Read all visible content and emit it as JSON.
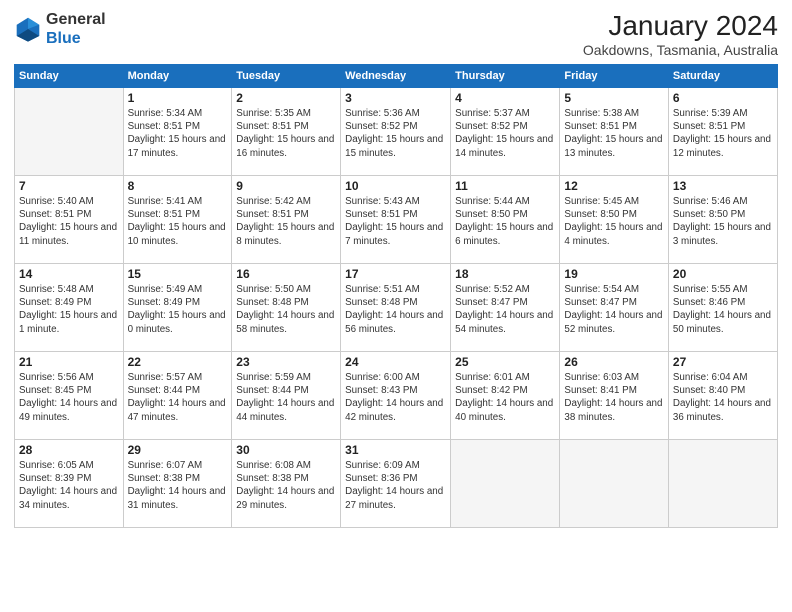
{
  "logo": {
    "general": "General",
    "blue": "Blue"
  },
  "header": {
    "month": "January 2024",
    "location": "Oakdowns, Tasmania, Australia"
  },
  "weekdays": [
    "Sunday",
    "Monday",
    "Tuesday",
    "Wednesday",
    "Thursday",
    "Friday",
    "Saturday"
  ],
  "weeks": [
    [
      {
        "day": "",
        "sunrise": "",
        "sunset": "",
        "daylight": ""
      },
      {
        "day": "1",
        "sunrise": "Sunrise: 5:34 AM",
        "sunset": "Sunset: 8:51 PM",
        "daylight": "Daylight: 15 hours and 17 minutes."
      },
      {
        "day": "2",
        "sunrise": "Sunrise: 5:35 AM",
        "sunset": "Sunset: 8:51 PM",
        "daylight": "Daylight: 15 hours and 16 minutes."
      },
      {
        "day": "3",
        "sunrise": "Sunrise: 5:36 AM",
        "sunset": "Sunset: 8:52 PM",
        "daylight": "Daylight: 15 hours and 15 minutes."
      },
      {
        "day": "4",
        "sunrise": "Sunrise: 5:37 AM",
        "sunset": "Sunset: 8:52 PM",
        "daylight": "Daylight: 15 hours and 14 minutes."
      },
      {
        "day": "5",
        "sunrise": "Sunrise: 5:38 AM",
        "sunset": "Sunset: 8:51 PM",
        "daylight": "Daylight: 15 hours and 13 minutes."
      },
      {
        "day": "6",
        "sunrise": "Sunrise: 5:39 AM",
        "sunset": "Sunset: 8:51 PM",
        "daylight": "Daylight: 15 hours and 12 minutes."
      }
    ],
    [
      {
        "day": "7",
        "sunrise": "Sunrise: 5:40 AM",
        "sunset": "Sunset: 8:51 PM",
        "daylight": "Daylight: 15 hours and 11 minutes."
      },
      {
        "day": "8",
        "sunrise": "Sunrise: 5:41 AM",
        "sunset": "Sunset: 8:51 PM",
        "daylight": "Daylight: 15 hours and 10 minutes."
      },
      {
        "day": "9",
        "sunrise": "Sunrise: 5:42 AM",
        "sunset": "Sunset: 8:51 PM",
        "daylight": "Daylight: 15 hours and 8 minutes."
      },
      {
        "day": "10",
        "sunrise": "Sunrise: 5:43 AM",
        "sunset": "Sunset: 8:51 PM",
        "daylight": "Daylight: 15 hours and 7 minutes."
      },
      {
        "day": "11",
        "sunrise": "Sunrise: 5:44 AM",
        "sunset": "Sunset: 8:50 PM",
        "daylight": "Daylight: 15 hours and 6 minutes."
      },
      {
        "day": "12",
        "sunrise": "Sunrise: 5:45 AM",
        "sunset": "Sunset: 8:50 PM",
        "daylight": "Daylight: 15 hours and 4 minutes."
      },
      {
        "day": "13",
        "sunrise": "Sunrise: 5:46 AM",
        "sunset": "Sunset: 8:50 PM",
        "daylight": "Daylight: 15 hours and 3 minutes."
      }
    ],
    [
      {
        "day": "14",
        "sunrise": "Sunrise: 5:48 AM",
        "sunset": "Sunset: 8:49 PM",
        "daylight": "Daylight: 15 hours and 1 minute."
      },
      {
        "day": "15",
        "sunrise": "Sunrise: 5:49 AM",
        "sunset": "Sunset: 8:49 PM",
        "daylight": "Daylight: 15 hours and 0 minutes."
      },
      {
        "day": "16",
        "sunrise": "Sunrise: 5:50 AM",
        "sunset": "Sunset: 8:48 PM",
        "daylight": "Daylight: 14 hours and 58 minutes."
      },
      {
        "day": "17",
        "sunrise": "Sunrise: 5:51 AM",
        "sunset": "Sunset: 8:48 PM",
        "daylight": "Daylight: 14 hours and 56 minutes."
      },
      {
        "day": "18",
        "sunrise": "Sunrise: 5:52 AM",
        "sunset": "Sunset: 8:47 PM",
        "daylight": "Daylight: 14 hours and 54 minutes."
      },
      {
        "day": "19",
        "sunrise": "Sunrise: 5:54 AM",
        "sunset": "Sunset: 8:47 PM",
        "daylight": "Daylight: 14 hours and 52 minutes."
      },
      {
        "day": "20",
        "sunrise": "Sunrise: 5:55 AM",
        "sunset": "Sunset: 8:46 PM",
        "daylight": "Daylight: 14 hours and 50 minutes."
      }
    ],
    [
      {
        "day": "21",
        "sunrise": "Sunrise: 5:56 AM",
        "sunset": "Sunset: 8:45 PM",
        "daylight": "Daylight: 14 hours and 49 minutes."
      },
      {
        "day": "22",
        "sunrise": "Sunrise: 5:57 AM",
        "sunset": "Sunset: 8:44 PM",
        "daylight": "Daylight: 14 hours and 47 minutes."
      },
      {
        "day": "23",
        "sunrise": "Sunrise: 5:59 AM",
        "sunset": "Sunset: 8:44 PM",
        "daylight": "Daylight: 14 hours and 44 minutes."
      },
      {
        "day": "24",
        "sunrise": "Sunrise: 6:00 AM",
        "sunset": "Sunset: 8:43 PM",
        "daylight": "Daylight: 14 hours and 42 minutes."
      },
      {
        "day": "25",
        "sunrise": "Sunrise: 6:01 AM",
        "sunset": "Sunset: 8:42 PM",
        "daylight": "Daylight: 14 hours and 40 minutes."
      },
      {
        "day": "26",
        "sunrise": "Sunrise: 6:03 AM",
        "sunset": "Sunset: 8:41 PM",
        "daylight": "Daylight: 14 hours and 38 minutes."
      },
      {
        "day": "27",
        "sunrise": "Sunrise: 6:04 AM",
        "sunset": "Sunset: 8:40 PM",
        "daylight": "Daylight: 14 hours and 36 minutes."
      }
    ],
    [
      {
        "day": "28",
        "sunrise": "Sunrise: 6:05 AM",
        "sunset": "Sunset: 8:39 PM",
        "daylight": "Daylight: 14 hours and 34 minutes."
      },
      {
        "day": "29",
        "sunrise": "Sunrise: 6:07 AM",
        "sunset": "Sunset: 8:38 PM",
        "daylight": "Daylight: 14 hours and 31 minutes."
      },
      {
        "day": "30",
        "sunrise": "Sunrise: 6:08 AM",
        "sunset": "Sunset: 8:38 PM",
        "daylight": "Daylight: 14 hours and 29 minutes."
      },
      {
        "day": "31",
        "sunrise": "Sunrise: 6:09 AM",
        "sunset": "Sunset: 8:36 PM",
        "daylight": "Daylight: 14 hours and 27 minutes."
      },
      {
        "day": "",
        "sunrise": "",
        "sunset": "",
        "daylight": ""
      },
      {
        "day": "",
        "sunrise": "",
        "sunset": "",
        "daylight": ""
      },
      {
        "day": "",
        "sunrise": "",
        "sunset": "",
        "daylight": ""
      }
    ]
  ]
}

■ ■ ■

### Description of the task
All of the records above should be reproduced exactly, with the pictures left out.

### Result of this exercise
Read all visible content and emit it as JSON.
{
  "logo": {
    "general": "General",
    "blue": "Blue"
  },
  "header": {
    "month": "January 2024",
    "location": "Oakdowns, Tasmania, Australia"
  },
  "weekdays": [
    "Sunday",
    "Monday",
    "Tuesday",
    "Wednesday",
    "Thursday",
    "Friday",
    "Saturday"
  ],
  "weeks": [
    [
      {
        "day": "",
        "sunrise": "",
        "sunset": "",
        "daylight": ""
      },
      {
        "day": "1",
        "sunrise": "Sunrise: 5:34 AM",
        "sunset": "Sunset: 8:51 PM",
        "daylight": "Daylight: 15 hours and 17 minutes."
      },
      {
        "day": "2",
        "sunrise": "Sunrise: 5:35 AM",
        "sunset": "Sunset: 8:51 PM",
        "daylight": "Daylight: 15 hours and 16 minutes."
      },
      {
        "day": "3",
        "sunrise": "Sunrise: 5:36 AM",
        "sunset": "Sunset: 8:52 PM",
        "daylight": "Daylight: 15 hours and 15 minutes."
      },
      {
        "day": "4",
        "sunrise": "Sunrise: 5:37 AM",
        "sunset": "Sunset: 8:52 PM",
        "daylight": "Daylight: 15 hours and 14 minutes."
      },
      {
        "day": "5",
        "sunrise": "Sunrise: 5:38 AM",
        "sunset": "Sunset: 8:51 PM",
        "daylight": "Daylight: 15 hours and 13 minutes."
      },
      {
        "day": "6",
        "sunrise": "Sunrise: 5:39 AM",
        "sunset": "Sunset: 8:51 PM",
        "daylight": "Daylight: 15 hours and 12 minutes."
      }
    ],
    [
      {
        "day": "7",
        "sunrise": "Sunrise: 5:40 AM",
        "sunset": "Sunset: 8:51 PM",
        "daylight": "Daylight: 15 hours and 11 minutes."
      },
      {
        "day": "8",
        "sunrise": "Sunrise: 5:41 AM",
        "sunset": "Sunset: 8:51 PM",
        "daylight": "Daylight: 15 hours and 10 minutes."
      },
      {
        "day": "9",
        "sunrise": "Sunrise: 5:42 AM",
        "sunset": "Sunset: 8:51 PM",
        "daylight": "Daylight: 15 hours and 8 minutes."
      },
      {
        "day": "10",
        "sunrise": "Sunrise: 5:43 AM",
        "sunset": "Sunset: 8:51 PM",
        "daylight": "Daylight: 15 hours and 7 minutes."
      },
      {
        "day": "11",
        "sunrise": "Sunrise: 5:44 AM",
        "sunset": "Sunset: 8:50 PM",
        "daylight": "Daylight: 15 hours and 6 minutes."
      },
      {
        "day": "12",
        "sunrise": "Sunrise: 5:45 AM",
        "sunset": "Sunset: 8:50 PM",
        "daylight": "Daylight: 15 hours and 4 minutes."
      },
      {
        "day": "13",
        "sunrise": "Sunrise: 5:46 AM",
        "sunset": "Sunset: 8:50 PM",
        "daylight": "Daylight: 15 hours and 3 minutes."
      }
    ],
    [
      {
        "day": "14",
        "sunrise": "Sunrise: 5:48 AM",
        "sunset": "Sunset: 8:49 PM",
        "daylight": "Daylight: 15 hours and 1 minute."
      },
      {
        "day": "15",
        "sunrise": "Sunrise: 5:49 AM",
        "sunset": "Sunset: 8:49 PM",
        "daylight": "Daylight: 15 hours and 0 minutes."
      },
      {
        "day": "16",
        "sunrise": "Sunrise: 5:50 AM",
        "sunset": "Sunset: 8:48 PM",
        "daylight": "Daylight: 14 hours and 58 minutes."
      },
      {
        "day": "17",
        "sunrise": "Sunrise: 5:51 AM",
        "sunset": "Sunset: 8:48 PM",
        "daylight": "Daylight: 14 hours and 56 minutes."
      },
      {
        "day": "18",
        "sunrise": "Sunrise: 5:52 AM",
        "sunset": "Sunset: 8:47 PM",
        "daylight": "Daylight: 14 hours and 54 minutes."
      },
      {
        "day": "19",
        "sunrise": "Sunrise: 5:54 AM",
        "sunset": "Sunset: 8:47 PM",
        "daylight": "Daylight: 14 hours and 52 minutes."
      },
      {
        "day": "20",
        "sunrise": "Sunrise: 5:55 AM",
        "sunset": "Sunset: 8:46 PM",
        "daylight": "Daylight: 14 hours and 50 minutes."
      }
    ],
    [
      {
        "day": "21",
        "sunrise": "Sunrise: 5:56 AM",
        "sunset": "Sunset: 8:45 PM",
        "daylight": "Daylight: 14 hours and 49 minutes."
      },
      {
        "day": "22",
        "sunrise": "Sunrise: 5:57 AM",
        "sunset": "Sunset: 8:44 PM",
        "daylight": "Daylight: 14 hours and 47 minutes."
      },
      {
        "day": "23",
        "sunrise": "Sunrise: 5:59 AM",
        "sunset": "Sunset: 8:44 PM",
        "daylight": "Daylight: 14 hours and 44 minutes."
      },
      {
        "day": "24",
        "sunrise": "Sunrise: 6:00 AM",
        "sunset": "Sunset: 8:43 PM",
        "daylight": "Daylight: 14 hours and 42 minutes."
      },
      {
        "day": "25",
        "sunrise": "Sunrise: 6:01 AM",
        "sunset": "Sunset: 8:42 PM",
        "daylight": "Daylight: 14 hours and 40 minutes."
      },
      {
        "day": "26",
        "sunrise": "Sunrise: 6:03 AM",
        "sunset": "Sunset: 8:41 PM",
        "daylight": "Daylight: 14 hours and 38 minutes."
      },
      {
        "day": "27",
        "sunrise": "Sunrise: 6:04 AM",
        "sunset": "Sunset: 8:40 PM",
        "daylight": "Daylight: 14 hours and 36 minutes."
      }
    ],
    [
      {
        "day": "28",
        "sunrise": "Sunrise: 6:05 AM",
        "sunset": "Sunset: 8:39 PM",
        "daylight": "Daylight: 14 hours and 34 minutes."
      },
      {
        "day": "29",
        "sunrise": "Sunrise: 6:07 AM",
        "sunset": "Sunset: 8:38 PM",
        "daylight": "Daylight: 14 hours and 31 minutes."
      },
      {
        "day": "30",
        "sunrise": "Sunrise: 6:08 AM",
        "sunset": "Sunset: 8:38 PM",
        "daylight": "Daylight: 14 hours and 29 minutes."
      },
      {
        "day": "31",
        "sunrise": "Sunrise: 6:09 AM",
        "sunset": "Sunset: 8:36 PM",
        "daylight": "Daylight: 14 hours and 27 minutes."
      },
      {
        "day": "",
        "sunrise": "",
        "sunset": "",
        "daylight": ""
      },
      {
        "day": "",
        "sunrise": "",
        "sunset": "",
        "daylight": ""
      },
      {
        "day": "",
        "sunrise": "",
        "sunset": "",
        "daylight": ""
      }
    ]
  ]
}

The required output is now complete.